"Your story is truly a slice of Americana and offers a unique insight on a memorable era."

"A great book. I had so many of the same experiences growing up in North Dakota. It brought back many great experiences and memories."

—Jerry M.

"With tears in my eyes reading the last chapter. Sad the book is coming to a close. You have made your life growing up in North Dakota come alive! Your first hand experiences came alive for me as a reader! Thank you and congratulations!"

—Kay O.

"Got my copy and love all the pictures! The first line is a gem! Genius!"

—Kathleen B.

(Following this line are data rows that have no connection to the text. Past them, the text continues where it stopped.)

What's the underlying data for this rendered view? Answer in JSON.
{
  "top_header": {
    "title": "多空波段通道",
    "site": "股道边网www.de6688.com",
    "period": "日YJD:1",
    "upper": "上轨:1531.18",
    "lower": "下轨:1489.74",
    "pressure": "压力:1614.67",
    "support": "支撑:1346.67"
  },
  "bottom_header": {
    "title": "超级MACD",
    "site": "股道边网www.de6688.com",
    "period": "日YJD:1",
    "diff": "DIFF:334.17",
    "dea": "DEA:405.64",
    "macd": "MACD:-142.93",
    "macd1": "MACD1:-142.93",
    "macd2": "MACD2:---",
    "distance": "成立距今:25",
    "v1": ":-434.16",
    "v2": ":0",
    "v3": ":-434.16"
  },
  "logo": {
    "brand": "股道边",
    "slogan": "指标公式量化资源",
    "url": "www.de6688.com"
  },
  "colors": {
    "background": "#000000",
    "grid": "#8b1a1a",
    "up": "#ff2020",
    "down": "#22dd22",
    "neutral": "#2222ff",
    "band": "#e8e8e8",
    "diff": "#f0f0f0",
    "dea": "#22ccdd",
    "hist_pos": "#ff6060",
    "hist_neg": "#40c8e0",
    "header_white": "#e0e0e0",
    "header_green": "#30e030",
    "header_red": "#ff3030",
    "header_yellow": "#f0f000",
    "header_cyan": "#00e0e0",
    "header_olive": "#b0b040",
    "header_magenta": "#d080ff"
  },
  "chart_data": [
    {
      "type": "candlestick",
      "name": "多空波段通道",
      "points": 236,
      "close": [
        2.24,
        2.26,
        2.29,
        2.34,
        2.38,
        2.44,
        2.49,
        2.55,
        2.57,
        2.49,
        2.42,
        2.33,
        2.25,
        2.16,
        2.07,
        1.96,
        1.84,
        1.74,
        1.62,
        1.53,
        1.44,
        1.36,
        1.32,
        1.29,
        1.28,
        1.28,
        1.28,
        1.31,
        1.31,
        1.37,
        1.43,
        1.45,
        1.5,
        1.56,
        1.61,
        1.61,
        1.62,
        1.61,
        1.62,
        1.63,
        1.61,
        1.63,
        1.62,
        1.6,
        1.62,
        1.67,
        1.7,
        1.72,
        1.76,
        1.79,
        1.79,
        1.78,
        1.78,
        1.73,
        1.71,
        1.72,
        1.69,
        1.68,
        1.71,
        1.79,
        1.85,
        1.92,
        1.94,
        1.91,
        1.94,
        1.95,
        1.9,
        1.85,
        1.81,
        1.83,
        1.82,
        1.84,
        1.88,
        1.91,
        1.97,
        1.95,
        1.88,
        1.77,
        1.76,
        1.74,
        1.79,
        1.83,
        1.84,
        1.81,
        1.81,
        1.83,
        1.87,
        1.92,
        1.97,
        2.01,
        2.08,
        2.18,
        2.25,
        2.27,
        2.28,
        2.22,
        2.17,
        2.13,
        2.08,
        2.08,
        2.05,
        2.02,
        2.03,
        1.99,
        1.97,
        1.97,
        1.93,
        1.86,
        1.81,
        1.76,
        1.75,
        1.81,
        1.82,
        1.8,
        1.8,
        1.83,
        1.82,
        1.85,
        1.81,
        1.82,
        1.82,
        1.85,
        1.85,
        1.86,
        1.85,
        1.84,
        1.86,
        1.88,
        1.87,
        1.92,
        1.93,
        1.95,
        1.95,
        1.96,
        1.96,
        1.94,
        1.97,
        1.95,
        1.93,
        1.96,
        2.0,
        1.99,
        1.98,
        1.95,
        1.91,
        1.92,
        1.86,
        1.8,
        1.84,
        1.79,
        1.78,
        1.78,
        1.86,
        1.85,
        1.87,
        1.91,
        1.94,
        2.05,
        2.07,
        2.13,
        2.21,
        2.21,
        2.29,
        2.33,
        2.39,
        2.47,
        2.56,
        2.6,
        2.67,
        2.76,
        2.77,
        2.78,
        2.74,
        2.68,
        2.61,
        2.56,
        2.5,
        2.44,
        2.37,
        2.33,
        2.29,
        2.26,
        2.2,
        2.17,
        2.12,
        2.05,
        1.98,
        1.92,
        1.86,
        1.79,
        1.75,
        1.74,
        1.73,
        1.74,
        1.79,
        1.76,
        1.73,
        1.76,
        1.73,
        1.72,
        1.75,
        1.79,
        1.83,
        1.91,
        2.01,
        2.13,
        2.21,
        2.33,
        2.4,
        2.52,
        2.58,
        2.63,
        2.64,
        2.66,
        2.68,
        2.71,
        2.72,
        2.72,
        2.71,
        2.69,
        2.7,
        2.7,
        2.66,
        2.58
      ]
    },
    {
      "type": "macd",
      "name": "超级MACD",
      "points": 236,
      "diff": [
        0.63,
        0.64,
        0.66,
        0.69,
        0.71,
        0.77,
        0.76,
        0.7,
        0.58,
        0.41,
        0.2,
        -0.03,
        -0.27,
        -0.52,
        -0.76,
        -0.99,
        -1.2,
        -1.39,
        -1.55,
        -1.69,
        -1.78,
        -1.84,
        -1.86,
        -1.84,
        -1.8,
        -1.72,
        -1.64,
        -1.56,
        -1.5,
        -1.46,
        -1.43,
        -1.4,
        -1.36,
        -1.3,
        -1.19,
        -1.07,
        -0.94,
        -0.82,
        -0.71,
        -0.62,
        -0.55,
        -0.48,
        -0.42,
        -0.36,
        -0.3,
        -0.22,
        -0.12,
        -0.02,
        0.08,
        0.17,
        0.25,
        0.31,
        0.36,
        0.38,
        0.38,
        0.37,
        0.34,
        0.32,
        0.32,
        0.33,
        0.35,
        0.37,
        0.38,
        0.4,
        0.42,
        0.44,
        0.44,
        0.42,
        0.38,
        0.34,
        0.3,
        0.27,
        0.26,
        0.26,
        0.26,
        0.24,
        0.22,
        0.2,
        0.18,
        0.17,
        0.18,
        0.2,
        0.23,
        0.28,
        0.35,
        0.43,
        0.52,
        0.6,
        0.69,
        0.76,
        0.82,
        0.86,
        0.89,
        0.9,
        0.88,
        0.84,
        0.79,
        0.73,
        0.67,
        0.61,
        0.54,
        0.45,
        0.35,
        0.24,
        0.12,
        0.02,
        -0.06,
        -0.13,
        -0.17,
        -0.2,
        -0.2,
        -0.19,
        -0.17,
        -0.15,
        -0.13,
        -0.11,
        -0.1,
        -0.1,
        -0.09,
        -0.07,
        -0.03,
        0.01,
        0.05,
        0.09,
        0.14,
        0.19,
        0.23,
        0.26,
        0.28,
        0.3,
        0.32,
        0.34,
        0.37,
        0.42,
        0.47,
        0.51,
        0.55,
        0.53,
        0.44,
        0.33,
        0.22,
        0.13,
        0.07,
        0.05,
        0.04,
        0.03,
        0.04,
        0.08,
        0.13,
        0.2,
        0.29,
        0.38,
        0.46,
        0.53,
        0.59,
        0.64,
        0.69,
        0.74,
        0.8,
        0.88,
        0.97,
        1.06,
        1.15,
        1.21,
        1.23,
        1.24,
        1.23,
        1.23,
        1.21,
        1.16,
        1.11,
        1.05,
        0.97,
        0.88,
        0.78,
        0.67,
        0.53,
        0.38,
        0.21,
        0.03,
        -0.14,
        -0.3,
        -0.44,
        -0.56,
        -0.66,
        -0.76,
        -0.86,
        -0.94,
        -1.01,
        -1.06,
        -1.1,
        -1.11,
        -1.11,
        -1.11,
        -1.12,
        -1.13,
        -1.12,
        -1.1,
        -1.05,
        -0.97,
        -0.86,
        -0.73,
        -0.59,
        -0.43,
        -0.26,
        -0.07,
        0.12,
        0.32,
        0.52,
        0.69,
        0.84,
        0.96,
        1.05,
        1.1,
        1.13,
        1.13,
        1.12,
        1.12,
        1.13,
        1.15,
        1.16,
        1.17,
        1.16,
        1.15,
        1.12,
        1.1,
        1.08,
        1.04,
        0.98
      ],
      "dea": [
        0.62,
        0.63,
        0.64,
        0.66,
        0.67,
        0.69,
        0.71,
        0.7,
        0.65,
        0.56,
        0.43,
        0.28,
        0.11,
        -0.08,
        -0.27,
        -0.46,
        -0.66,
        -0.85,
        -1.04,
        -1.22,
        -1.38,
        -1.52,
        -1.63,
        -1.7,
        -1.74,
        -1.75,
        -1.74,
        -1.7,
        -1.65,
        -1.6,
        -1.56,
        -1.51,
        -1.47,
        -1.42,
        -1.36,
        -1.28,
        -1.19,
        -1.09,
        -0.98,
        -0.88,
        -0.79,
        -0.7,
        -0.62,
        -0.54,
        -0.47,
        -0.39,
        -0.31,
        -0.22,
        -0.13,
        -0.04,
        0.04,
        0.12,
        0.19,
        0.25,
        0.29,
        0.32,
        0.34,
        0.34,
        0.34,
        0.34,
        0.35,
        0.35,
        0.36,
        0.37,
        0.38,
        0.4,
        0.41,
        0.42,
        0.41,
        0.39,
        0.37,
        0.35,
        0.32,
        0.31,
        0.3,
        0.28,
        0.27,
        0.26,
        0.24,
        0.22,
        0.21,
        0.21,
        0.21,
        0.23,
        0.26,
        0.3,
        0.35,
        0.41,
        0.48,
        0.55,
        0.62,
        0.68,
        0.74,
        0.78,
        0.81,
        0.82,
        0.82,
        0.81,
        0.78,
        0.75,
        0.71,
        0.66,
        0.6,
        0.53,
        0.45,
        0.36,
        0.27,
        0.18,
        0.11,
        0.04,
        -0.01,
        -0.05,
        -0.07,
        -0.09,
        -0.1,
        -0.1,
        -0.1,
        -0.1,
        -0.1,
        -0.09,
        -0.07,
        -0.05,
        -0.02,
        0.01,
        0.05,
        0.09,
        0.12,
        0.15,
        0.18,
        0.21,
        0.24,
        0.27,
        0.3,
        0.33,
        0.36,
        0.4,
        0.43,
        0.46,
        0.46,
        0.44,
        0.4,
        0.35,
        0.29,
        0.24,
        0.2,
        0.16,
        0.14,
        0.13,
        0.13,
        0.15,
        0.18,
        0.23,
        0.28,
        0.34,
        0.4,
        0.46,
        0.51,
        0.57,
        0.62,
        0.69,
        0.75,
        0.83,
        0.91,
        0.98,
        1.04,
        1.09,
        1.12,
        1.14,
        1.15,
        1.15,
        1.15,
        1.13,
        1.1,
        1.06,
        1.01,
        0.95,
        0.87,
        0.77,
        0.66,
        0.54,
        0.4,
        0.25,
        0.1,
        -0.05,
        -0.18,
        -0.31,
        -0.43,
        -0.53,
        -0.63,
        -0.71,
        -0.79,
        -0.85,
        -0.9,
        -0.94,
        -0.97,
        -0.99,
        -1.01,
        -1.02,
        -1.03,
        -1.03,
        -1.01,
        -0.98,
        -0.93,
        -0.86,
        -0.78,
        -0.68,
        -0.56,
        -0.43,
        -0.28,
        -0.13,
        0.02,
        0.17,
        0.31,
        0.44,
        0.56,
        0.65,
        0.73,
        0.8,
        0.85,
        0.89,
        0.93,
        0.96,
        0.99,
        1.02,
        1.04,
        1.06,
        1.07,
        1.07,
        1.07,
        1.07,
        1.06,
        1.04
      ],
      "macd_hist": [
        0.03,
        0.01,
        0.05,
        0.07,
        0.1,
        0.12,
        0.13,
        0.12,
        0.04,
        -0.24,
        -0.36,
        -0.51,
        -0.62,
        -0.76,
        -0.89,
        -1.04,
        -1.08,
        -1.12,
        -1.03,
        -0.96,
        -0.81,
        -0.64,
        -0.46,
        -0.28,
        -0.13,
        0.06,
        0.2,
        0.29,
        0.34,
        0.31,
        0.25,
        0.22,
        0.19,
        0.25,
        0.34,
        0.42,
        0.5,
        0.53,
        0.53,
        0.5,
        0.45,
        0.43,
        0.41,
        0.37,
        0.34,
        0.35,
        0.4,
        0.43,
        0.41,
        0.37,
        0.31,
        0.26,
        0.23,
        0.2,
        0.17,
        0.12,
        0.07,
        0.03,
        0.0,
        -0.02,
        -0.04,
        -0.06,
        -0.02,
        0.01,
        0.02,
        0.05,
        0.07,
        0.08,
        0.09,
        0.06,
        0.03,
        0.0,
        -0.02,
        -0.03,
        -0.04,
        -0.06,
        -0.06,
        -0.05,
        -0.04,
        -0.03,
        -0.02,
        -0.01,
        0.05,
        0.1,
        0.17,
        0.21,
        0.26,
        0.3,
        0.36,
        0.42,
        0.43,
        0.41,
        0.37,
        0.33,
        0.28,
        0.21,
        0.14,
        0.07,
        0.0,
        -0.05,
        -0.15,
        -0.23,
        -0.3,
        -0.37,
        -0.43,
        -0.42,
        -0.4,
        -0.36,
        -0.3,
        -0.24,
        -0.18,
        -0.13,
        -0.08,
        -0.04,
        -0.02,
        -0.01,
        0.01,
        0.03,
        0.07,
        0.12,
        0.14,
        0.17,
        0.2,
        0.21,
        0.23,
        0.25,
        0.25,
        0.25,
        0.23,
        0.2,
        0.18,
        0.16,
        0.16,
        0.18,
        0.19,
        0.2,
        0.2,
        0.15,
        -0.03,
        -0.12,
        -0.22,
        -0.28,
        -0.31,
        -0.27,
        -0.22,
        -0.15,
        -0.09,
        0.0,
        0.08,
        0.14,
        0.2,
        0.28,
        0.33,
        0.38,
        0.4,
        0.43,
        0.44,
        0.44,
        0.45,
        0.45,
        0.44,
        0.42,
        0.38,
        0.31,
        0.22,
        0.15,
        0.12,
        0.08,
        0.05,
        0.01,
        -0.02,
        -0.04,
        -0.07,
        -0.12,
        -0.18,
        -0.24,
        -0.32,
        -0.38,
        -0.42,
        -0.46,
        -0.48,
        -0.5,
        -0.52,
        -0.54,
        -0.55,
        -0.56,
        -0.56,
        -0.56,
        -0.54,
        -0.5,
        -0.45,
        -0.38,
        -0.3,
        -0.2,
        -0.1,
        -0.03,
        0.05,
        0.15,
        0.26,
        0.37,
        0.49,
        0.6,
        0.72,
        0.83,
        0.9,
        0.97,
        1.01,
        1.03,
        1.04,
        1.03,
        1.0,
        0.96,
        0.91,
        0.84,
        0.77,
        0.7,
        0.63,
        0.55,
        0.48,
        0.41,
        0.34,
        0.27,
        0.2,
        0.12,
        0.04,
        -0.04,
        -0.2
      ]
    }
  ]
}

"If your Christmas morning was get up, eat, feed the animals, then open presents, you will find this sisterly memoir a rich remembrance—or, if you had a different experience, this will give you a new view into growing up mid-20th century on a North Dakota farm. Jello salad, the Young Citizen’s League song, cattle drives (yes, in the 1950s), skillfully home-made clothes, and, of course, a blizzard or two.  The Pfeiffer sisters evoke it in detail, and how well it worked for them and their community. We’ve all got a thing or two to learn from this lovingly recalled portrait of a family, a farm and a town."

—Bill Thomas, Director of Radio, Prairie Public